# [What you need to do]
What is the number of lines in the data below that hold the word "value"? Give nothing beyond that number.

(Source data)
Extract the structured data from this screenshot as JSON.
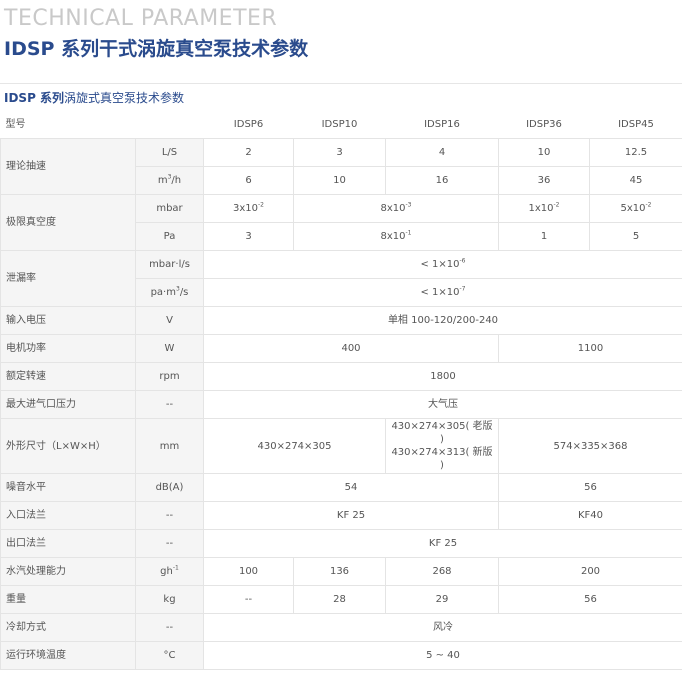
{
  "header": {
    "title_en": "TECHNICAL PARAMETER",
    "title_cn": "IDSP 系列干式涡旋真空泵技术参数"
  },
  "table_title": {
    "bold": "IDSP 系列",
    "rest": "涡旋式真空泵技术参数"
  },
  "columns": {
    "label": "型号",
    "models": [
      "IDSP6",
      "IDSP10",
      "IDSP16",
      "IDSP36",
      "IDSP45"
    ]
  },
  "rows": {
    "speed": {
      "label": "理论抽速",
      "unit1": "L/S",
      "v1": [
        "2",
        "3",
        "4",
        "10",
        "12.5"
      ],
      "unit2_base": "m",
      "unit2_sup": "3",
      "unit2_tail": "/h",
      "v2": [
        "6",
        "10",
        "16",
        "36",
        "45"
      ]
    },
    "vacuum": {
      "label": "极限真空度",
      "unit1": "mbar",
      "mbar": [
        {
          "b": "3x10",
          "e": "-2"
        },
        {
          "b": "8x10",
          "e": "-3"
        },
        {
          "b": "1x10",
          "e": "-2"
        },
        {
          "b": "5x10",
          "e": "-2"
        }
      ],
      "unit2": "Pa",
      "pa": [
        {
          "b": "3",
          "e": ""
        },
        {
          "b": "8x10",
          "e": "-1"
        },
        {
          "b": "1",
          "e": ""
        },
        {
          "b": "5",
          "e": ""
        }
      ]
    },
    "leak": {
      "label": "泄漏率",
      "unit1": "mbar·l/s",
      "v1_base": "< 1×10",
      "v1_exp": "-6",
      "unit2_base": "pa·m",
      "unit2_sup": "3",
      "unit2_tail": "/s",
      "v2_base": "< 1×10",
      "v2_exp": "-7"
    },
    "voltage": {
      "label": "输入电压",
      "unit": "V",
      "value": "单相 100-120/200-240"
    },
    "power": {
      "label": "电机功率",
      "unit": "W",
      "v1": "400",
      "v2": "1100"
    },
    "rpm": {
      "label": "额定转速",
      "unit": "rpm",
      "value": "1800"
    },
    "inlet_pressure": {
      "label": "最大进气口压力",
      "unit": "--",
      "value": "大气压"
    },
    "dims": {
      "label": "外形尺寸（L×W×H）",
      "unit": "mm",
      "v1": "430×274×305",
      "v2a": "430×274×305( 老版 )",
      "v2b": "430×274×313( 新版 )",
      "v3": "574×335×368"
    },
    "noise": {
      "label": "噪音水平",
      "unit": "dB(A)",
      "v1": "54",
      "v2": "56"
    },
    "inlet": {
      "label": "入口法兰",
      "unit": "--",
      "v1": "KF 25",
      "v2": "KF40"
    },
    "outlet": {
      "label": "出口法兰",
      "unit": "--",
      "value": "KF 25"
    },
    "water": {
      "label": "水汽处理能力",
      "unit_base": "gh",
      "unit_sup": "-1",
      "v": [
        "100",
        "136",
        "268",
        "200"
      ]
    },
    "weight": {
      "label": "重量",
      "unit": "kg",
      "v": [
        "--",
        "28",
        "29",
        "56"
      ]
    },
    "cooling": {
      "label": "冷却方式",
      "unit": "--",
      "value": "风冷"
    },
    "temp": {
      "label": "运行环境温度",
      "unit": "°C",
      "value": "5 ~ 40"
    }
  }
}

# [Reply]
6